We spent the weekend tucked in a protected bay in the lee of Tapana Island. The first two nights we anchored and the next three we spent on a mooring ball off the Ark Gallery. The Ark is a floating house boat that a lovely American couple built. Larry and Sherry are friendly and welcoming and we enjoyed visiting with them aboard the Ark and at the beach bonfire on Saturday night. On Saturday morning we called a cab and went into Neiafu for the nautical swap meet. We were able to sell some extra gear and came back to Tapana with 360 Pa’anga ($180 US); that will allow for some extra spending cash at the various resorts and feasts to be found around the archipelago.

Today the wind was howling 30 knots offshore and 25 through the islands. I really wanted to head to the east side to visit the more remote villages but it was not to be. We could have bashed against it but it would have been tough going and also would have really shaken up the beer we have fermenting. So in the interest of beer production – and in the interest of Princess happiness – we decided to slip around the corner and anchor in the lee of Pangiamotu. We are sure glad we did. Just coming around the corner from Tapana had us rolling down 3 foot waves and had the dinghy surfing into the Monitor windvane, I can only imagine what the scene would have been like transiting the pass at high tide with seas rolling over the reef and hitting our beam.

We are sure glad we came up here. At Tapana we were moored between 7 other boats in close proximity. Up here we have many miles of bay to ourselves, outstanding protection, extremely flat water and less than 10 knots of wind (when it’s blowing 25+ offshore) and we also have no swell (Tapana had a swell at high tide; and we were paying for the mooring down there!). One of the reasons there are no boats here must be that the guidebooks say that you can’t anchor in the bay due to a fishing farm. Well I can verify that the farm is no longer and the bay is clear. We are set in sand in 40 feet of azure blue water in the middle of the bight closest to shore with the white house. The white house is torn to bits by what seems the last cyclone. Any evidence of fishing is long gone. The only things here now are sheer cliffs, an abandoned house, and rainforest filled with singing birds. This is a lovely spot and anyone sailing Vava’u in the future and looking for protection and seclusion when the trades are up should take note of the waypoint at the bottom of this post.

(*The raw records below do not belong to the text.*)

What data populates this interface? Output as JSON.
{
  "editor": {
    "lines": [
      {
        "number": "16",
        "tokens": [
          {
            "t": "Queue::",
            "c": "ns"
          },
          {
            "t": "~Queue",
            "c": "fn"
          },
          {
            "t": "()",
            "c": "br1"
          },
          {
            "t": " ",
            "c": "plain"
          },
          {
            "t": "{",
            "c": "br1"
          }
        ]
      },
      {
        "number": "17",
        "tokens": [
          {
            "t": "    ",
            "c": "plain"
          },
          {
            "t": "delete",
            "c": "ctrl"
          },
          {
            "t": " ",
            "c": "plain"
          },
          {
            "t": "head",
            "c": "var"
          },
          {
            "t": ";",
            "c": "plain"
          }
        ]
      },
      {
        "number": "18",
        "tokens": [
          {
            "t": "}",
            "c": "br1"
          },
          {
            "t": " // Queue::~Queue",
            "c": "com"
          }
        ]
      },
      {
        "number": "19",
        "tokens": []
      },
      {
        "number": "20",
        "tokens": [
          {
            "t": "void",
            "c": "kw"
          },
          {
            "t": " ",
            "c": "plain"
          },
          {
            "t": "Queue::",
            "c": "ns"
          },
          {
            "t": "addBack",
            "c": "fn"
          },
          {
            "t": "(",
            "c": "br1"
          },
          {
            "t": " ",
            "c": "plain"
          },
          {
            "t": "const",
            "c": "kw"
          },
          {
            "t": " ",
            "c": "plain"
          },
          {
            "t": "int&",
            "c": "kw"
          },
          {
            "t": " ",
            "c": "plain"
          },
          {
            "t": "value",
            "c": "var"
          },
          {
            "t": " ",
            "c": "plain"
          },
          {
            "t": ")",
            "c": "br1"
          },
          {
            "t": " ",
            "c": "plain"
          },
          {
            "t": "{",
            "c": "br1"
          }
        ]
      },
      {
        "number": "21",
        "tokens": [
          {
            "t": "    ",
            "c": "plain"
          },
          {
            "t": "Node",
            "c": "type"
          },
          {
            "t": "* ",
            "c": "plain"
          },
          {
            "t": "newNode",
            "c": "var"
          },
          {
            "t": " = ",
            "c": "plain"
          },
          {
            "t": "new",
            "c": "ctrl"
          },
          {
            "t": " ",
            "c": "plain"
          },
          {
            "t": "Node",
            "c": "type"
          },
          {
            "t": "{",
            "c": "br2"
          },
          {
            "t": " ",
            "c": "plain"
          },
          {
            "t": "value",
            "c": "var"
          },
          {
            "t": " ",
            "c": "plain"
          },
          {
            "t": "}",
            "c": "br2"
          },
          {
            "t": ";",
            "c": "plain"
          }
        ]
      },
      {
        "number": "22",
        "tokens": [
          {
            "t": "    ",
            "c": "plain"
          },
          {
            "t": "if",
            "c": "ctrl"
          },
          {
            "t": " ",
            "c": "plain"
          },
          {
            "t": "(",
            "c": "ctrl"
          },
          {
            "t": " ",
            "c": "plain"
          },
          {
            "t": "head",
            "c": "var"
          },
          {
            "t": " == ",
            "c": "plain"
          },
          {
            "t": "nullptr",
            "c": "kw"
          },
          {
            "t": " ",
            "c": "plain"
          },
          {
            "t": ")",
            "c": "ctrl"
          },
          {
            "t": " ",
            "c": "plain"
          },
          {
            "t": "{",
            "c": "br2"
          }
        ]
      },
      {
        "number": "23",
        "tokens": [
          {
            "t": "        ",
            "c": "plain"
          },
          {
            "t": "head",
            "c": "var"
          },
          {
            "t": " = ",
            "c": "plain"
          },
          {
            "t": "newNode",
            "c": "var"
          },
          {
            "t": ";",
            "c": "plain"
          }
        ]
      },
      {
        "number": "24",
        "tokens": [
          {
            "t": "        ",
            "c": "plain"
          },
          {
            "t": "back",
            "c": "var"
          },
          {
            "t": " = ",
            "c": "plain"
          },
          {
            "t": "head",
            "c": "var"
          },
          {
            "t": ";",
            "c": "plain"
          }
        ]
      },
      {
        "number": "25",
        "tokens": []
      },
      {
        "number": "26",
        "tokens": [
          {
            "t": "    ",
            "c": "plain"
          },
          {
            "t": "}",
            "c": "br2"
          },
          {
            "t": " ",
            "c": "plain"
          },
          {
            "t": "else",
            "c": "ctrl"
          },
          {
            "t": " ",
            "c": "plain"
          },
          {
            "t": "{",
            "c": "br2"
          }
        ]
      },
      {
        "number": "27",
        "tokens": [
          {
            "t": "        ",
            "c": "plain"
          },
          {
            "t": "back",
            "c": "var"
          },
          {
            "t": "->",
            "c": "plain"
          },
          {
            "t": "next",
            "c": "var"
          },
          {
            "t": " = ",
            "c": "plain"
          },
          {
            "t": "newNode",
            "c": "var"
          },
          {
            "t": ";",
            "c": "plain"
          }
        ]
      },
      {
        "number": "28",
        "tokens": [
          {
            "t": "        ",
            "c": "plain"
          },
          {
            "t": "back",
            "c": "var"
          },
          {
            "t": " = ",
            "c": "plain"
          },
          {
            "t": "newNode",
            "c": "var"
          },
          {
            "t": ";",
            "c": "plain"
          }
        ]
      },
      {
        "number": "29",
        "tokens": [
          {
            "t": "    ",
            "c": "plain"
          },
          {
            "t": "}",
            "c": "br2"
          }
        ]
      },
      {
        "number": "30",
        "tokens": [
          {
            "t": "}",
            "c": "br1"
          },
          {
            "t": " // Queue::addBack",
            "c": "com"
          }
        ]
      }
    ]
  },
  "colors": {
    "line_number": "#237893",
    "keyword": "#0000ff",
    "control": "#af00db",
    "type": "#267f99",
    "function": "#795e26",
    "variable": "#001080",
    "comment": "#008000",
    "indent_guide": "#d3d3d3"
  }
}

We both had the feeling today that we are finally caught up on boat projects and can relax. It’s an amazing feeling and has been very elusive this season due to the fact that we have been covering so many miles. We were talking about the sheer number of man (and woman) hours it takes to have our house(boat) in order. At sunset today we had: a new autopilot (1 day of labor), a new spring replaced on the Monitor windvane (1 hour of labor), full water tanks (3 hours of effort today), new engine oil and a new filter change plus new coolant (2 hours of effort today), a keg of beer carbonating (5 hours of effort last week), the bottom of the boat was clean of dirt and barnacles (3 hours of work a couple days ago), the cabin was clean and orderly (many hours of Mermaid labor each day), and the topsides were clean and we were both showered. I’m sure there is a lot I am leaving out. It was just a very nice feeling to have most of the “to-do” boxes checked and have the boat in such great shape again. We both felt like we could breathe a sigh of relief and really enjoy ourselves.

Since the trades are still howling we have decided to sail downwind tomorrow and go explore Lape Island and Nuapapu. Great hiking, excellent diving, and friendly Tongan villages await. We’ll have to decide where to head for the weekend as a nasty frontal system is coming through that promises high winds and heavy squalls. We’ll either be in Hunga, which offers 360 degree protection, or back in Neiafu, for the entertainment.

We’ll write again from the next incredible Vava’u anchorage.

Cheers,
Lewis & Alyssa

August 4, 2015

Aisea Beach, Pangiamotu, Vava’u

Anchored:
18 41.837 S
173 59.904 W
Sand
40 Feet Depth